• **TASK ITEM**
A word-for-word copy of the records is needed, with every picture left out.

Start of INPUT RECORDS

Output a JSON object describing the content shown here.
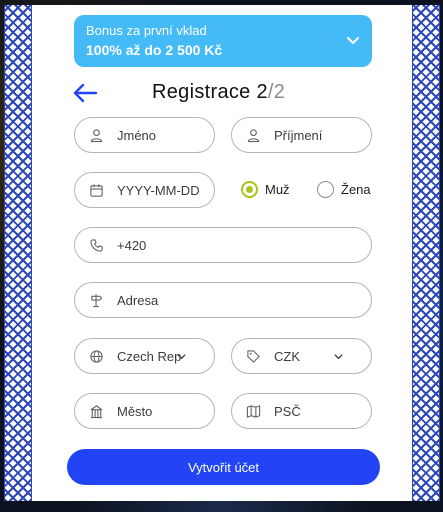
{
  "bonus": {
    "line1": "Bonus za první vklad",
    "line2": "100% až do 2 500 Kč"
  },
  "header": {
    "title_main": "Registrace 2",
    "title_muted": "/2"
  },
  "form": {
    "first_name": "Jméno",
    "last_name": "Příjmení",
    "birthdate": "YYYY-MM-DD",
    "gender_male": "Muž",
    "gender_female": "Žena",
    "gender_selected": "Muž",
    "phone": "+420",
    "address": "Adresa",
    "country": "Czech Rep",
    "currency": "CZK",
    "city": "Město",
    "zip": "PSČ"
  },
  "submit_label": "Vytvořit účet",
  "colors": {
    "bonus_bg": "#44baf7",
    "accent": "#2244f5",
    "radio_checked": "#a6c51a",
    "ornament": "#2c47b8"
  },
  "icons": [
    "chevron-down-icon",
    "back-arrow-icon",
    "user-icon",
    "calendar-icon",
    "phone-icon",
    "signpost-icon",
    "globe-icon",
    "tag-icon",
    "building-icon",
    "map-icon"
  ]
}
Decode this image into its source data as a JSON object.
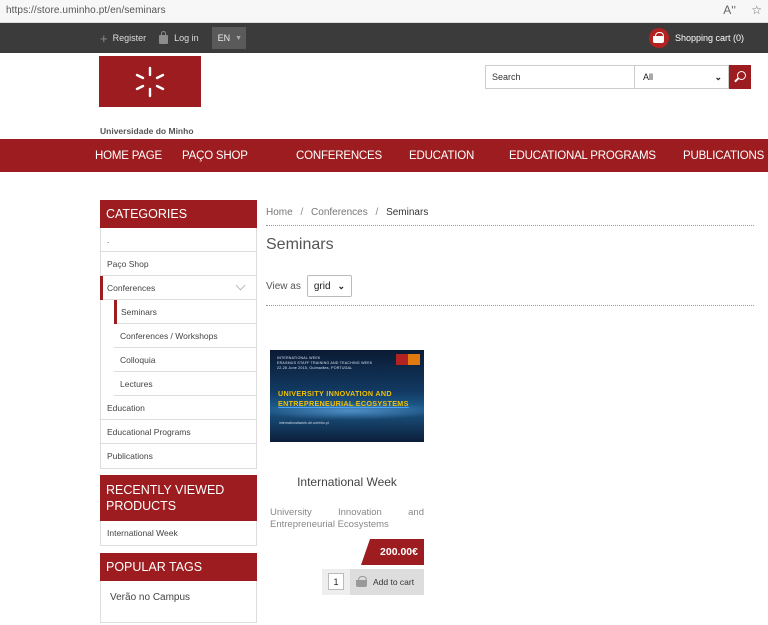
{
  "browser": {
    "url": "https://store.uminho.pt/en/seminars",
    "read_aloud_icon": "Aʹʹ",
    "favorite_icon": "☆"
  },
  "topbar": {
    "register": "Register",
    "login": "Log in",
    "language": "EN",
    "cart": "Shopping cart (0)",
    "icons": [
      "plus-icon",
      "lock-icon",
      "cart-icon"
    ]
  },
  "header": {
    "logo_name": "Universidade do Minho",
    "search_placeholder": "Search",
    "search_category": "All",
    "brand_color": "#9c1c1f"
  },
  "nav": {
    "items": [
      "HOME PAGE",
      "PAÇO SHOP",
      "CONFERENCES",
      "EDUCATION",
      "EDUCATIONAL PROGRAMS",
      "PUBLICATIONS"
    ]
  },
  "sidebar": {
    "categories_title": "CATEGORIES",
    "categories": [
      ".",
      "Paço Shop",
      "Conferences",
      "Education",
      "Educational Programs",
      "Publications"
    ],
    "conference_sub": [
      "Seminars",
      "Conferences / Workshops",
      "Colloquia",
      "Lectures"
    ],
    "recent_title": "RECENTLY VIEWED PRODUCTS",
    "recent_items": [
      "International Week"
    ],
    "tags_title": "POPULAR TAGS",
    "tags": [
      "Verão no Campus"
    ]
  },
  "main": {
    "breadcrumb": [
      "Home",
      "Conferences",
      "Seminars"
    ],
    "breadcrumb_sep": "/",
    "title": "Seminars",
    "view_as_label": "View as",
    "view_as_value": "grid"
  },
  "product": {
    "image": {
      "small_title": "INTERNATIONAL WEEK",
      "small_sub": "ERASMUS STAFF TRAINING AND TEACHING WEEK",
      "small_date": "22-26 June 2015, Guimarães, PORTUGAL",
      "big_line1": "UNIVERSITY INNOVATION AND",
      "big_line2": "ENTREPRENEURIAL ECOSYSTEMS",
      "footer": "internationalweek.dri.uminho.pt"
    },
    "title": "International Week",
    "description": "University Innovation and Entrepreneurial Ecosystems",
    "price": "200.00€",
    "quantity": "1",
    "add_to_cart": "Add to cart"
  }
}
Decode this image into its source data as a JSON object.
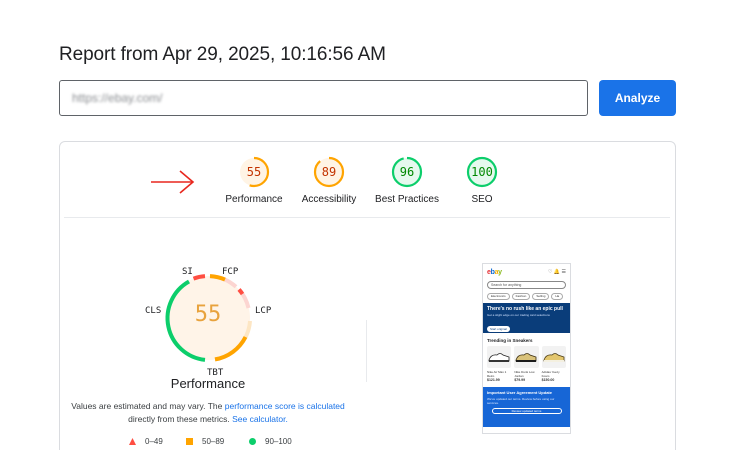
{
  "report": {
    "title": "Report from Apr 29, 2025, 10:16:56 AM"
  },
  "search": {
    "value": "https://ebay.com/"
  },
  "analyze": {
    "label": "Analyze"
  },
  "categories": [
    {
      "score": "55",
      "label": "Performance",
      "fraction": 0.55,
      "status": "average"
    },
    {
      "score": "89",
      "label": "Accessibility",
      "fraction": 0.89,
      "status": "average"
    },
    {
      "score": "96",
      "label": "Best Practices",
      "fraction": 0.96,
      "status": "pass"
    },
    {
      "score": "100",
      "label": "SEO",
      "fraction": 1.0,
      "status": "pass"
    }
  ],
  "colors": {
    "pass": "#0cce6b",
    "average": "#ffa400",
    "fail": "#ff4e42",
    "accent": "#1a73e8"
  },
  "performance": {
    "score": "55",
    "title": "Performance",
    "metrics": {
      "si": "SI",
      "fcp": "FCP",
      "lcp": "LCP",
      "tbt": "TBT",
      "cls": "CLS"
    }
  },
  "note": {
    "text1": "Values are estimated and may vary. The ",
    "link1": "performance score is calculated",
    "text2": "directly from these metrics. ",
    "link2": "See calculator."
  },
  "legend": [
    {
      "range": "0–49",
      "shape": "triangle"
    },
    {
      "range": "50–89",
      "shape": "square"
    },
    {
      "range": "90–100",
      "shape": "circle"
    }
  ],
  "screenshot": {
    "logo": "ebay",
    "search_placeholder": "Search for anything",
    "chips": [
      "Electronics",
      "Fashion",
      "Selling",
      "Ha"
    ],
    "banner_title": "There's no rush like an epic pull",
    "banner_sub": "Get a slight edge on our trading card selections",
    "banner_button": "Start original",
    "trending": "Trending in Sneakers",
    "products": [
      {
        "name": "Nike Air Max 1 Retro",
        "price": "$121.99"
      },
      {
        "name": "Nike Dunk Low Jordan",
        "price": "$79.99"
      },
      {
        "name": "Adidas Yeezy Foam",
        "price": "$150.00"
      }
    ],
    "notice_title": "Important User Agreement Update",
    "notice_sub": "We've updated our terms. Review before using our services.",
    "notice_button": "Review updated terms"
  }
}
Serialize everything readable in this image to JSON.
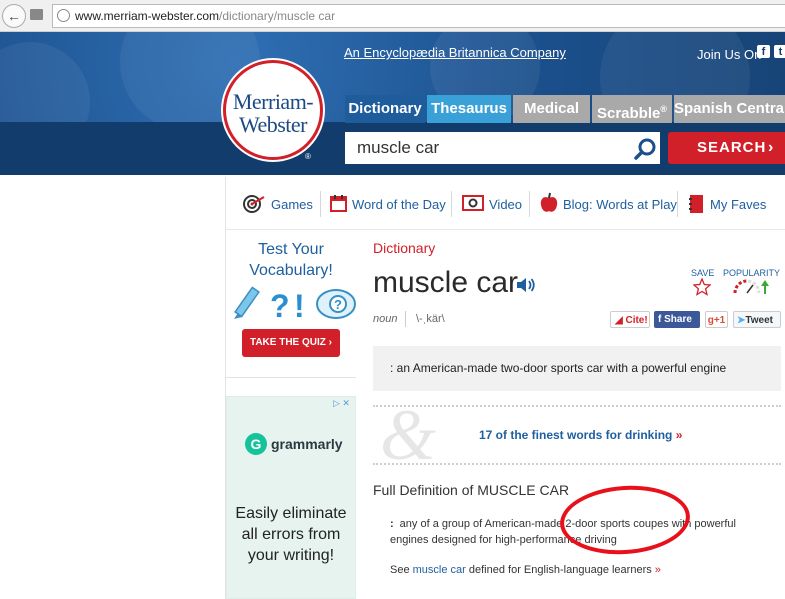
{
  "browser": {
    "url_host": "www.merriam-webster.com",
    "url_path": "/dictionary/muscle car"
  },
  "header": {
    "britannica_link": "An Encyclopædia Britannica Company",
    "join_us": "Join Us On",
    "logo_line1": "Merriam-",
    "logo_line2": "Webster",
    "tabs": [
      {
        "label": "Dictionary"
      },
      {
        "label": "Thesaurus"
      },
      {
        "label": "Medical"
      },
      {
        "label": "Scrabble",
        "mark": "®"
      },
      {
        "label": "Spanish Central"
      }
    ],
    "search_value": "muscle car",
    "search_button": "SEARCH",
    "colors": {
      "brand_blue": "#1b4f8b",
      "search_red": "#d2202a",
      "thesaurus_tab": "#3aa1d8"
    }
  },
  "subnav": [
    {
      "label": "Games",
      "icon": "target-icon"
    },
    {
      "label": "Word of the Day",
      "icon": "calendar-icon"
    },
    {
      "label": "Video",
      "icon": "video-icon"
    },
    {
      "label": "Blog: Words at Play",
      "icon": "apple-icon"
    },
    {
      "label": "My Faves",
      "icon": "notebook-icon"
    }
  ],
  "sidebar": {
    "quiz_title": "Test Your Vocabulary!",
    "quiz_button": "TAKE THE QUIZ",
    "ad_brand": "grammarly",
    "ad_copy": "Easily eliminate all errors from your writing!"
  },
  "entry": {
    "section": "Dictionary",
    "headword": "muscle car",
    "save_label": "SAVE",
    "popularity_label": "POPULARITY",
    "part_of_speech": "noun",
    "pronunciation": "\\-ˌkär\\",
    "share_buttons": {
      "cite": "Cite!",
      "share": "Share",
      "gplus": "g+1",
      "tweet": "Tweet"
    },
    "short_definition": ": an American-made two-door sports car with a powerful engine",
    "promo_link": "17 of the finest words for drinking",
    "full_def_heading": "Full Definition of MUSCLE CAR",
    "full_def_colon": ":",
    "full_definition": "any of a group of American-made 2-door sports coupes with powerful engines designed for high-performance driving",
    "learners_prefix": "See",
    "learners_link": "muscle car",
    "learners_suffix": "defined for English-language learners",
    "arrow": "»"
  }
}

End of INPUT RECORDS

• **EXERCISE OUTPUT**
Output a JSON object describing the content shown here.
{
  "bonus": {
    "line1": "Bonus za první vklad",
    "line2": "100% až do 2 500 Kč"
  },
  "header": {
    "title_main": "Registrace 2",
    "title_muted": "/2"
  },
  "form": {
    "first_name": "Jméno",
    "last_name": "Příjmení",
    "birthdate": "YYYY-MM-DD",
    "gender_male": "Muž",
    "gender_female": "Žena",
    "gender_selected": "Muž",
    "phone": "+420",
    "address": "Adresa",
    "country": "Czech Rep",
    "currency": "CZK",
    "city": "Město",
    "zip": "PSČ"
  },
  "submit_label": "Vytvořit účet",
  "colors": {
    "bonus_bg": "#44baf7",
    "accent": "#2244f5",
    "radio_checked": "#a6c51a",
    "ornament": "#2c47b8"
  },
  "icons": [
    "chevron-down-icon",
    "back-arrow-icon",
    "user-icon",
    "calendar-icon",
    "phone-icon",
    "signpost-icon",
    "globe-icon",
    "tag-icon",
    "building-icon",
    "map-icon"
  ]
}
Decode this image into its source data as a JSON object.
{
  "browser": {
    "url": "https://store.uminho.pt/en/seminars",
    "read_aloud_icon": "Aʹʹ",
    "favorite_icon": "☆"
  },
  "topbar": {
    "register": "Register",
    "login": "Log in",
    "language": "EN",
    "cart": "Shopping cart (0)",
    "icons": [
      "plus-icon",
      "lock-icon",
      "cart-icon"
    ]
  },
  "header": {
    "logo_name": "Universidade do Minho",
    "search_placeholder": "Search",
    "search_category": "All",
    "brand_color": "#9c1c1f"
  },
  "nav": {
    "items": [
      "HOME PAGE",
      "PAÇO SHOP",
      "CONFERENCES",
      "EDUCATION",
      "EDUCATIONAL PROGRAMS",
      "PUBLICATIONS"
    ]
  },
  "sidebar": {
    "categories_title": "CATEGORIES",
    "categories": [
      ".",
      "Paço Shop",
      "Conferences",
      "Education",
      "Educational Programs",
      "Publications"
    ],
    "conference_sub": [
      "Seminars",
      "Conferences / Workshops",
      "Colloquia",
      "Lectures"
    ],
    "recent_title": "RECENTLY VIEWED PRODUCTS",
    "recent_items": [
      "International Week"
    ],
    "tags_title": "POPULAR TAGS",
    "tags": [
      "Verão no Campus"
    ]
  },
  "main": {
    "breadcrumb": [
      "Home",
      "Conferences",
      "Seminars"
    ],
    "breadcrumb_sep": "/",
    "title": "Seminars",
    "view_as_label": "View as",
    "view_as_value": "grid"
  },
  "product": {
    "image": {
      "small_title": "INTERNATIONAL WEEK",
      "small_sub": "ERASMUS STAFF TRAINING AND TEACHING WEEK",
      "small_date": "22-26 June 2015, Guimarães, PORTUGAL",
      "big_line1": "UNIVERSITY INNOVATION AND",
      "big_line2": "ENTREPRENEURIAL ECOSYSTEMS",
      "footer": "internationalweek.dri.uminho.pt"
    },
    "title": "International Week",
    "description": "University Innovation and Entrepreneurial Ecosystems",
    "price": "200.00€",
    "quantity": "1",
    "add_to_cart": "Add to cart"
  }
}
Decode this image into its source data as a JSON object.
{
  "report": {
    "title": "Report from Apr 29, 2025, 10:16:56 AM"
  },
  "search": {
    "value": "https://ebay.com/"
  },
  "analyze": {
    "label": "Analyze"
  },
  "categories": [
    {
      "score": "55",
      "label": "Performance",
      "fraction": 0.55,
      "status": "average"
    },
    {
      "score": "89",
      "label": "Accessibility",
      "fraction": 0.89,
      "status": "average"
    },
    {
      "score": "96",
      "label": "Best Practices",
      "fraction": 0.96,
      "status": "pass"
    },
    {
      "score": "100",
      "label": "SEO",
      "fraction": 1.0,
      "status": "pass"
    }
  ],
  "colors": {
    "pass": "#0cce6b",
    "average": "#ffa400",
    "fail": "#ff4e42",
    "accent": "#1a73e8"
  },
  "performance": {
    "score": "55",
    "title": "Performance",
    "metrics": {
      "si": "SI",
      "fcp": "FCP",
      "lcp": "LCP",
      "tbt": "TBT",
      "cls": "CLS"
    }
  },
  "note": {
    "text1": "Values are estimated and may vary. The ",
    "link1": "performance score is calculated",
    "text2": "directly from these metrics. ",
    "link2": "See calculator."
  },
  "legend": [
    {
      "range": "0–49",
      "shape": "triangle"
    },
    {
      "range": "50–89",
      "shape": "square"
    },
    {
      "range": "90–100",
      "shape": "circle"
    }
  ],
  "screenshot": {
    "logo": "ebay",
    "search_placeholder": "Search for anything",
    "chips": [
      "Electronics",
      "Fashion",
      "Selling",
      "Ha"
    ],
    "banner_title": "There's no rush like an epic pull",
    "banner_sub": "Get a slight edge on our trading card selections",
    "banner_button": "Start original",
    "trending": "Trending in Sneakers",
    "products": [
      {
        "name": "Nike Air Max 1 Retro",
        "price": "$121.99"
      },
      {
        "name": "Nike Dunk Low Jordan",
        "price": "$79.99"
      },
      {
        "name": "Adidas Yeezy Foam",
        "price": "$150.00"
      }
    ],
    "notice_title": "Important User Agreement Update",
    "notice_sub": "We've updated our terms. Review before using our services.",
    "notice_button": "Review updated terms"
  }
}
Serialize everything readable in this image to JSON.
{
  "browser": {
    "url_host": "www.merriam-webster.com",
    "url_path": "/dictionary/muscle car"
  },
  "header": {
    "britannica_link": "An Encyclopædia Britannica Company",
    "join_us": "Join Us On",
    "logo_line1": "Merriam-",
    "logo_line2": "Webster",
    "tabs": [
      {
        "label": "Dictionary"
      },
      {
        "label": "Thesaurus"
      },
      {
        "label": "Medical"
      },
      {
        "label": "Scrabble",
        "mark": "®"
      },
      {
        "label": "Spanish Central"
      }
    ],
    "search_value": "muscle car",
    "search_button": "SEARCH",
    "colors": {
      "brand_blue": "#1b4f8b",
      "search_red": "#d2202a",
      "thesaurus_tab": "#3aa1d8"
    }
  },
  "subnav": [
    {
      "label": "Games",
      "icon": "target-icon"
    },
    {
      "label": "Word of the Day",
      "icon": "calendar-icon"
    },
    {
      "label": "Video",
      "icon": "video-icon"
    },
    {
      "label": "Blog: Words at Play",
      "icon": "apple-icon"
    },
    {
      "label": "My Faves",
      "icon": "notebook-icon"
    }
  ],
  "sidebar": {
    "quiz_title": "Test Your Vocabulary!",
    "quiz_button": "TAKE THE QUIZ",
    "ad_brand": "grammarly",
    "ad_copy": "Easily eliminate all errors from your writing!"
  },
  "entry": {
    "section": "Dictionary",
    "headword": "muscle car",
    "save_label": "SAVE",
    "popularity_label": "POPULARITY",
    "part_of_speech": "noun",
    "pronunciation": "\\-ˌkär\\",
    "share_buttons": {
      "cite": "Cite!",
      "share": "Share",
      "gplus": "g+1",
      "tweet": "Tweet"
    },
    "short_definition": ": an American-made two-door sports car with a powerful engine",
    "promo_link": "17 of the finest words for drinking",
    "full_def_heading": "Full Definition of MUSCLE CAR",
    "full_def_colon": ":",
    "full_definition": "any of a group of American-made 2-door sports coupes with powerful engines designed for high-performance driving",
    "learners_prefix": "See",
    "learners_link": "muscle car",
    "learners_suffix": "defined for English-language learners",
    "arrow": "»"
  }
}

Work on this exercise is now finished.